One of the various musical experiences Rob has had is with the band Dead Wake. “I kind of grew up on rock and metal and there was a time when I didn’t listen to very much other than Dream Theater and Opeth and guys like that…but after a while I sort of abandoned it for various reasons,” said Rob. “I’ve gotten to stretch out a bit with Dead Wake as a bassist, vocalist, lyricist and arranger. Metal is definitely not a style I’m often asked to write in for gigs – hopefully that’ll change though! We recently finished tracking our debut album ‘Ghost Stories’ with Kevin Antreassian of The Dillinger Escape Plan and are looking forward to releasing it within the next few months.”
Is there life after gamedev? While numerous people ask about how to get into the games business, some use it as a kickstart for their careers, eventually ending up in other industries. Like, for instance, Robin Kiera, formerly an in-house consultant for Goodgame studios, Casual Connect speaker, and then project lead at an insurance company.
Robin is now experiencing and documenting how gaming industry experts can help traditional industries to introduce fast, sophisticated, customer-centric products, services, and business models. “Or they can join startups and challenge traditional players”, he says.
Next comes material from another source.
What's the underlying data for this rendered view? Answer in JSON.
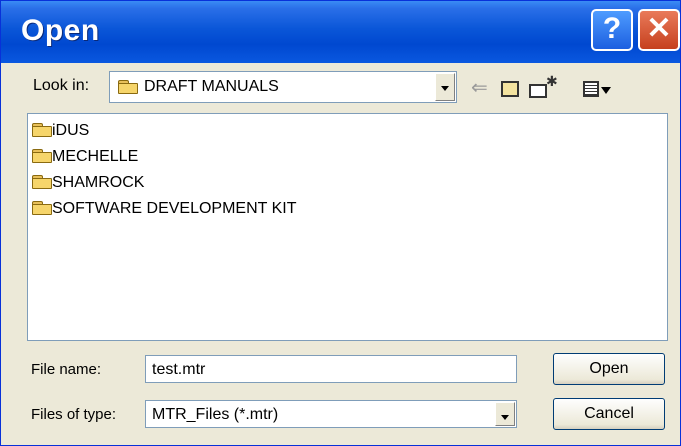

Bringing back to life game series that have been appreciated but slightly forgotten is what the Kalypso Media company does as a publisher. They’ve previously worked with Tropico, and recently teamed up with the Hungary-based Kite Games to create Sudden Strike 4, the newest installment in the fan favorite World War II real-time strategy series. Here Christian Schlütter, the game’s producer, sheds some light on the what it’s like to honor an established brand while making an initially 2D game in 3D, and going to the console platform.
“Naturally, we are aiming to revive the series with Sudden Strike 4, but it is a full-fledged and completely new entry in the series – not a remake”, Christian explains. “We are looking to Sudden Strike 1 and 2 for inspiration, and will be evolving the gameplay from that core experience.”
A director, 2 programmers, an artist and a musician – they’re all from the team of 5 students from Ajou University in Korea, who made the puzzle game of Alice in Cube that would challenge even a seasoned puzzle games player.
“The reason why I created this team was so simple: I just wanted to make games. I was seeking for friends who were passionate about games, like myself, and four months later I finally found them all”, says director and project manager Kim TaeWoo.
Matthew Paxman is a developer at Wizard Games, maker of Cowbots and Aliens. The VR game won the IGDA Victoria contest, meaning Wizard Games will able to show the title off at Indie Prize Seattle and Casual Connect USA.
“We were super excited to see people enjoying Cowbots and Aliens so much at the IDGA Victoria contest,” said Matthew. “Being able to show the game off at Casual Connect Indie Prize will be a great opportunity to gather feedback, gain exposure, meet other indie game makers and just have a ton of fun.”
This might not of been possible without releasing Cowbots and Aliens on Steam Early Access. Matthew confirmed that doing so has allowed Wizard Games to have some great community feedback that has helped with the direction of how to develop the game.
“Our vision of what Cowbots and Aliens will be when we release the final version out of Early Access has changed dramatically and we think for the better due to the community’s feedback,” Matthew detailed. “It’s helped us understand what fans really care about and want to see more of.”